Work out how many lines below contain "JSON", then write only that number.
━━━ Material supplied
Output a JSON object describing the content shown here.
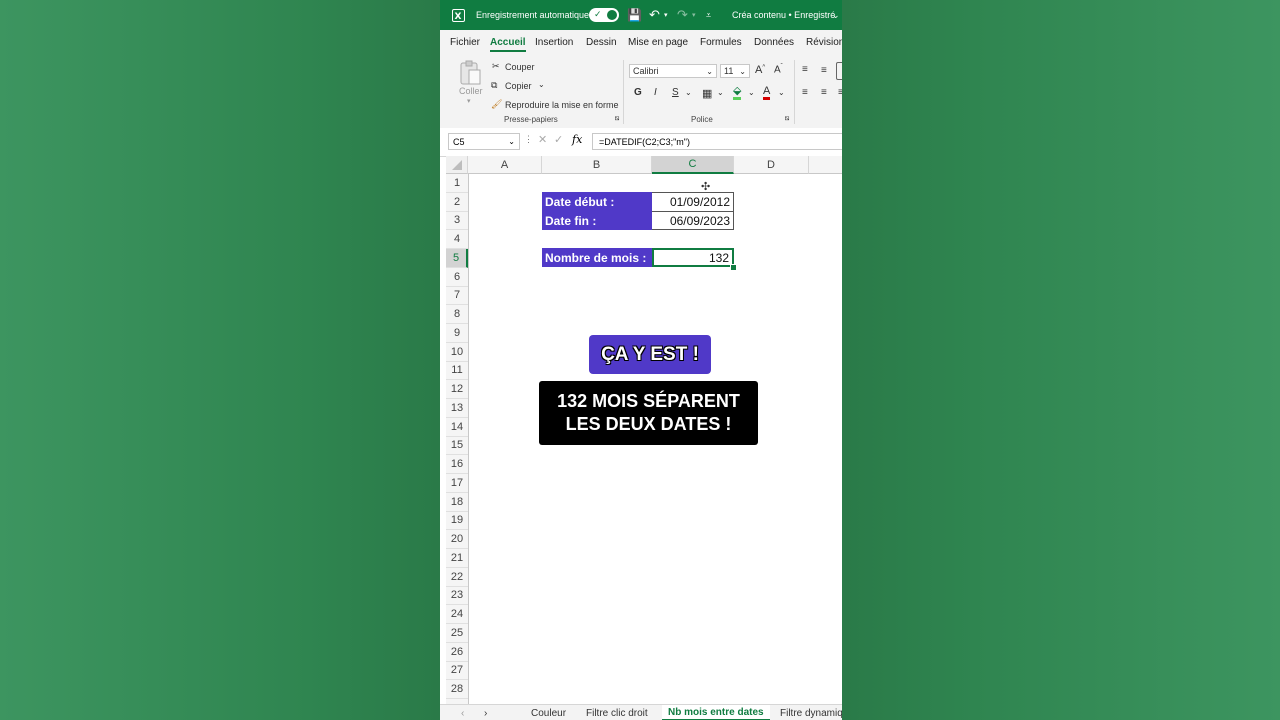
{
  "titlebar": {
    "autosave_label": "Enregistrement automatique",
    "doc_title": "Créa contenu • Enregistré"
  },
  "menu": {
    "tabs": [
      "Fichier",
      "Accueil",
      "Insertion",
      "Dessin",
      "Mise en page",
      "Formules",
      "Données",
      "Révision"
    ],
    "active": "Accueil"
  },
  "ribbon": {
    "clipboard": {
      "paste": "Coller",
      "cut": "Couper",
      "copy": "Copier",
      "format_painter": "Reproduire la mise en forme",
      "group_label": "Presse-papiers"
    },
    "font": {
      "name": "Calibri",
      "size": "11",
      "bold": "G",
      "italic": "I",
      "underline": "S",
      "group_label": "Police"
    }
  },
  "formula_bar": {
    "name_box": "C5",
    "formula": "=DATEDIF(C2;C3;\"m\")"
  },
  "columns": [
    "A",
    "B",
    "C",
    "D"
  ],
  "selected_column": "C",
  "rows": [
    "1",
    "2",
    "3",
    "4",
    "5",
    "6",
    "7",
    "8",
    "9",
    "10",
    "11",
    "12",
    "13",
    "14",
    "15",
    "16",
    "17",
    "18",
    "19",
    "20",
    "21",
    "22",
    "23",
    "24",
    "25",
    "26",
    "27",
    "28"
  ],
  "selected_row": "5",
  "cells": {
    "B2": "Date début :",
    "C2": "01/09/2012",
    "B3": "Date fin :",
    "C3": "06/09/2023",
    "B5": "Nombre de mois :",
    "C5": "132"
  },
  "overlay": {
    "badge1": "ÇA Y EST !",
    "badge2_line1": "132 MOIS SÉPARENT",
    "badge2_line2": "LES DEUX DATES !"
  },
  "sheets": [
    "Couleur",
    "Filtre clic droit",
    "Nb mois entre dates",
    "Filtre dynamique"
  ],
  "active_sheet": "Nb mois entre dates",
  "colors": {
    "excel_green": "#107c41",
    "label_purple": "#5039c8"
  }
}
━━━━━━
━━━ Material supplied
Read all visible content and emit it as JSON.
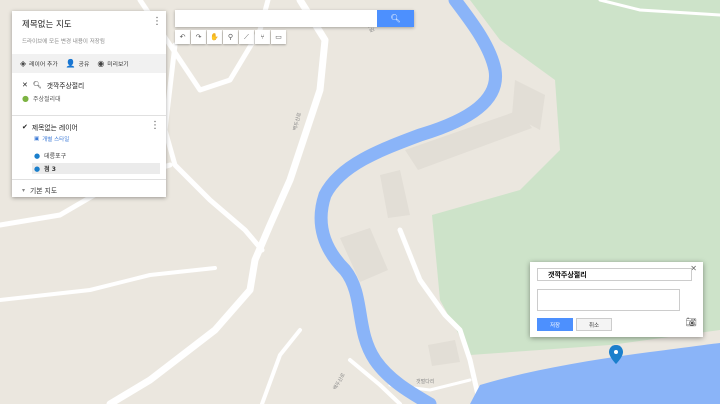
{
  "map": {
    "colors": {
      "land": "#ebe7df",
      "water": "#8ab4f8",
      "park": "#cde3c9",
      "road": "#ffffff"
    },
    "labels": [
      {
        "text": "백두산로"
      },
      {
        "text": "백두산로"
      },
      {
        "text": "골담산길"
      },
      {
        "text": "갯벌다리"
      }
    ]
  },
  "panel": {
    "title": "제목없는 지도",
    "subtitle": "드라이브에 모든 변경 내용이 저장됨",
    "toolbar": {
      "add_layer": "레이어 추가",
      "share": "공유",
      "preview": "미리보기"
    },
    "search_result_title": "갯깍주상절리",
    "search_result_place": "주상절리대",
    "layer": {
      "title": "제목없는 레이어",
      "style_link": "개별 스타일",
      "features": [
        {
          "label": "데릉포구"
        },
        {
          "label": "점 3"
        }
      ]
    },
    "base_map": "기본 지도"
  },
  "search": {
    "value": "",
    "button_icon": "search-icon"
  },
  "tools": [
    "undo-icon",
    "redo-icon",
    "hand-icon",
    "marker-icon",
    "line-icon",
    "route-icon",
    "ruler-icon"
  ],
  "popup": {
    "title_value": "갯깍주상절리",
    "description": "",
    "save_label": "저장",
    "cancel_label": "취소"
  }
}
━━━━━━
## [Written answer]
2